Data section Block Start
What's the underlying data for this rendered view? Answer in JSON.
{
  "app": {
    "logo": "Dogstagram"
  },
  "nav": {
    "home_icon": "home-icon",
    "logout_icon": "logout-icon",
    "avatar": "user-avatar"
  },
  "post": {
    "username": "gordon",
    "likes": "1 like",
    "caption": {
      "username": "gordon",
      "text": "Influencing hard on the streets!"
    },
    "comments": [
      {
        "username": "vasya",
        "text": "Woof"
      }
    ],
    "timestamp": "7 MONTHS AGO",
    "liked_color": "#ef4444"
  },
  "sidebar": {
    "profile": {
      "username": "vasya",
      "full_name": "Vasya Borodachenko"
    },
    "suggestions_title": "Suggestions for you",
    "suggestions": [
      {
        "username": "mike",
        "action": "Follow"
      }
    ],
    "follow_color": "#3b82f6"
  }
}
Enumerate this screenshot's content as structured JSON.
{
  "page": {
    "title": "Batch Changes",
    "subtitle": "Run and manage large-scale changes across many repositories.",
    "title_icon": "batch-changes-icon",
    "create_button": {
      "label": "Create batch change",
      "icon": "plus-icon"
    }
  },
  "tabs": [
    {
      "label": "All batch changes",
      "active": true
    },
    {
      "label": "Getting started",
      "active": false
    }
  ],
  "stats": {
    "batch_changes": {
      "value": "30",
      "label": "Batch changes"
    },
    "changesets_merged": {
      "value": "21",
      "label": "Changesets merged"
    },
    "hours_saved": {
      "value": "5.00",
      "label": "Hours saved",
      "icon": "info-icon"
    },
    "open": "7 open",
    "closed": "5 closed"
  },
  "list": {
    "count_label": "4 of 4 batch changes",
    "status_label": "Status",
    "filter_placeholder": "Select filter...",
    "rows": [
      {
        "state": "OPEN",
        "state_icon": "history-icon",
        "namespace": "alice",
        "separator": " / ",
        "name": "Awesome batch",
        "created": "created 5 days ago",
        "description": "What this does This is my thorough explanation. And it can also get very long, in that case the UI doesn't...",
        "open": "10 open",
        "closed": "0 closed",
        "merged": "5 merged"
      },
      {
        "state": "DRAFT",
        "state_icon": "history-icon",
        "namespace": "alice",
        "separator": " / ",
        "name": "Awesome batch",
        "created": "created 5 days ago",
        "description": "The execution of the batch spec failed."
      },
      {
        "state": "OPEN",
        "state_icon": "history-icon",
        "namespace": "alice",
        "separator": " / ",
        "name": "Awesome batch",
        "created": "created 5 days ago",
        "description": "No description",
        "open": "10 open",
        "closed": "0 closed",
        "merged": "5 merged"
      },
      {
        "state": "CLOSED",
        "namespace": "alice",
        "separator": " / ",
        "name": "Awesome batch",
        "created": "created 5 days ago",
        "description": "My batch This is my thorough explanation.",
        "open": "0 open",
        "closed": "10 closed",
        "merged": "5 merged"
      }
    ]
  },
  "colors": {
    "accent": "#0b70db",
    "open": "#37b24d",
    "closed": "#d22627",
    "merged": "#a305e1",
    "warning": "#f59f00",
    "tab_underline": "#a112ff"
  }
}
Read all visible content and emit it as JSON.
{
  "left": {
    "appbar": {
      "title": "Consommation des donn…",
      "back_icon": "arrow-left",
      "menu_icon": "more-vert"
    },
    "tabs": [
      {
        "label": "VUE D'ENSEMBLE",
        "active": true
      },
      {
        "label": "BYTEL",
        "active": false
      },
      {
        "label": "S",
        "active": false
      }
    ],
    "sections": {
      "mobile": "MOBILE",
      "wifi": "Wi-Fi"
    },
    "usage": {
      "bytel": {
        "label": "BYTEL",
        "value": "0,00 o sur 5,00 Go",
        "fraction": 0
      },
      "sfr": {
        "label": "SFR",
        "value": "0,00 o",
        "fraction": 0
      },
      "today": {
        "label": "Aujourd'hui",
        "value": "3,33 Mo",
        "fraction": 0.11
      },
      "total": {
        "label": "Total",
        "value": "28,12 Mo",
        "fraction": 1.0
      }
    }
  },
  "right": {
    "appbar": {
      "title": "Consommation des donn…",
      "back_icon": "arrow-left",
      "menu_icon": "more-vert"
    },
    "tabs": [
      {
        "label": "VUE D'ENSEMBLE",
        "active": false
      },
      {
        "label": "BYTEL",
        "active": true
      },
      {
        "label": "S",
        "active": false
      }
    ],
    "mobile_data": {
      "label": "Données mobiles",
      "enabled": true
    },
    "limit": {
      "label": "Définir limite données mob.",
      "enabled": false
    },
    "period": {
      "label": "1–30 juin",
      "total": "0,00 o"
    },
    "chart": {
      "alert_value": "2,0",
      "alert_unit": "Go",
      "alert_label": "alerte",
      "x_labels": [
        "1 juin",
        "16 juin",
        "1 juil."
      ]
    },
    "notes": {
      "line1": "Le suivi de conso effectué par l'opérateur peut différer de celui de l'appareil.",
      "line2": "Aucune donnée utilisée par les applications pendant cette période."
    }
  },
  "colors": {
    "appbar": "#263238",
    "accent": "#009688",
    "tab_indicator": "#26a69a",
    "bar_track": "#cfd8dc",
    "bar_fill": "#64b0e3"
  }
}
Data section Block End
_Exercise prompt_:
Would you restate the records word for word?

_Reply to the task_:
What's the underlying data for this rendered view? Answer in JSON.
{
  "app": {
    "logo": "Dogstagram"
  },
  "nav": {
    "home_icon": "home-icon",
    "logout_icon": "logout-icon",
    "avatar": "user-avatar"
  },
  "post": {
    "username": "gordon",
    "likes": "1 like",
    "caption": {
      "username": "gordon",
      "text": "Influencing hard on the streets!"
    },
    "comments": [
      {
        "username": "vasya",
        "text": "Woof"
      }
    ],
    "timestamp": "7 MONTHS AGO",
    "liked_color": "#ef4444"
  },
  "sidebar": {
    "profile": {
      "username": "vasya",
      "full_name": "Vasya Borodachenko"
    },
    "suggestions_title": "Suggestions for you",
    "suggestions": [
      {
        "username": "mike",
        "action": "Follow"
      }
    ],
    "follow_color": "#3b82f6"
  }
}
Enumerate this screenshot's content as structured JSON.
{
  "page": {
    "title": "Batch Changes",
    "subtitle": "Run and manage large-scale changes across many repositories.",
    "title_icon": "batch-changes-icon",
    "create_button": {
      "label": "Create batch change",
      "icon": "plus-icon"
    }
  },
  "tabs": [
    {
      "label": "All batch changes",
      "active": true
    },
    {
      "label": "Getting started",
      "active": false
    }
  ],
  "stats": {
    "batch_changes": {
      "value": "30",
      "label": "Batch changes"
    },
    "changesets_merged": {
      "value": "21",
      "label": "Changesets merged"
    },
    "hours_saved": {
      "value": "5.00",
      "label": "Hours saved",
      "icon": "info-icon"
    },
    "open": "7 open",
    "closed": "5 closed"
  },
  "list": {
    "count_label": "4 of 4 batch changes",
    "status_label": "Status",
    "filter_placeholder": "Select filter...",
    "rows": [
      {
        "state": "OPEN",
        "state_icon": "history-icon",
        "namespace": "alice",
        "separator": " / ",
        "name": "Awesome batch",
        "created": "created 5 days ago",
        "description": "What this does This is my thorough explanation. And it can also get very long, in that case the UI doesn't...",
        "open": "10 open",
        "closed": "0 closed",
        "merged": "5 merged"
      },
      {
        "state": "DRAFT",
        "state_icon": "history-icon",
        "namespace": "alice",
        "separator": " / ",
        "name": "Awesome batch",
        "created": "created 5 days ago",
        "description": "The execution of the batch spec failed."
      },
      {
        "state": "OPEN",
        "state_icon": "history-icon",
        "namespace": "alice",
        "separator": " / ",
        "name": "Awesome batch",
        "created": "created 5 days ago",
        "description": "No description",
        "open": "10 open",
        "closed": "0 closed",
        "merged": "5 merged"
      },
      {
        "state": "CLOSED",
        "namespace": "alice",
        "separator": " / ",
        "name": "Awesome batch",
        "created": "created 5 days ago",
        "description": "My batch This is my thorough explanation.",
        "open": "0 open",
        "closed": "10 closed",
        "merged": "5 merged"
      }
    ]
  },
  "colors": {
    "accent": "#0b70db",
    "open": "#37b24d",
    "closed": "#d22627",
    "merged": "#a305e1",
    "warning": "#f59f00",
    "tab_underline": "#a112ff"
  }
}
Read all visible content and emit it as JSON.
{
  "left": {
    "appbar": {
      "title": "Consommation des donn…",
      "back_icon": "arrow-left",
      "menu_icon": "more-vert"
    },
    "tabs": [
      {
        "label": "VUE D'ENSEMBLE",
        "active": true
      },
      {
        "label": "BYTEL",
        "active": false
      },
      {
        "label": "S",
        "active": false
      }
    ],
    "sections": {
      "mobile": "MOBILE",
      "wifi": "Wi-Fi"
    },
    "usage": {
      "bytel": {
        "label": "BYTEL",
        "value": "0,00 o sur 5,00 Go",
        "fraction": 0
      },
      "sfr": {
        "label": "SFR",
        "value": "0,00 o",
        "fraction": 0
      },
      "today": {
        "label": "Aujourd'hui",
        "value": "3,33 Mo",
        "fraction": 0.11
      },
      "total": {
        "label": "Total",
        "value": "28,12 Mo",
        "fraction": 1.0
      }
    }
  },
  "right": {
    "appbar": {
      "title": "Consommation des donn…",
      "back_icon": "arrow-left",
      "menu_icon": "more-vert"
    },
    "tabs": [
      {
        "label": "VUE D'ENSEMBLE",
        "active": false
      },
      {
        "label": "BYTEL",
        "active": true
      },
      {
        "label": "S",
        "active": false
      }
    ],
    "mobile_data": {
      "label": "Données mobiles",
      "enabled": true
    },
    "limit": {
      "label": "Définir limite données mob.",
      "enabled": false
    },
    "period": {
      "label": "1–30 juin",
      "total": "0,00 o"
    },
    "chart": {
      "alert_value": "2,0",
      "alert_unit": "Go",
      "alert_label": "alerte",
      "x_labels": [
        "1 juin",
        "16 juin",
        "1 juil."
      ]
    },
    "notes": {
      "line1": "Le suivi de conso effectué par l'opérateur peut différer de celui de l'appareil.",
      "line2": "Aucune donnée utilisée par les applications pendant cette période."
    }
  },
  "colors": {
    "appbar": "#263238",
    "accent": "#009688",
    "tab_indicator": "#26a69a",
    "bar_track": "#cfd8dc",
    "bar_fill": "#64b0e3"
  }
}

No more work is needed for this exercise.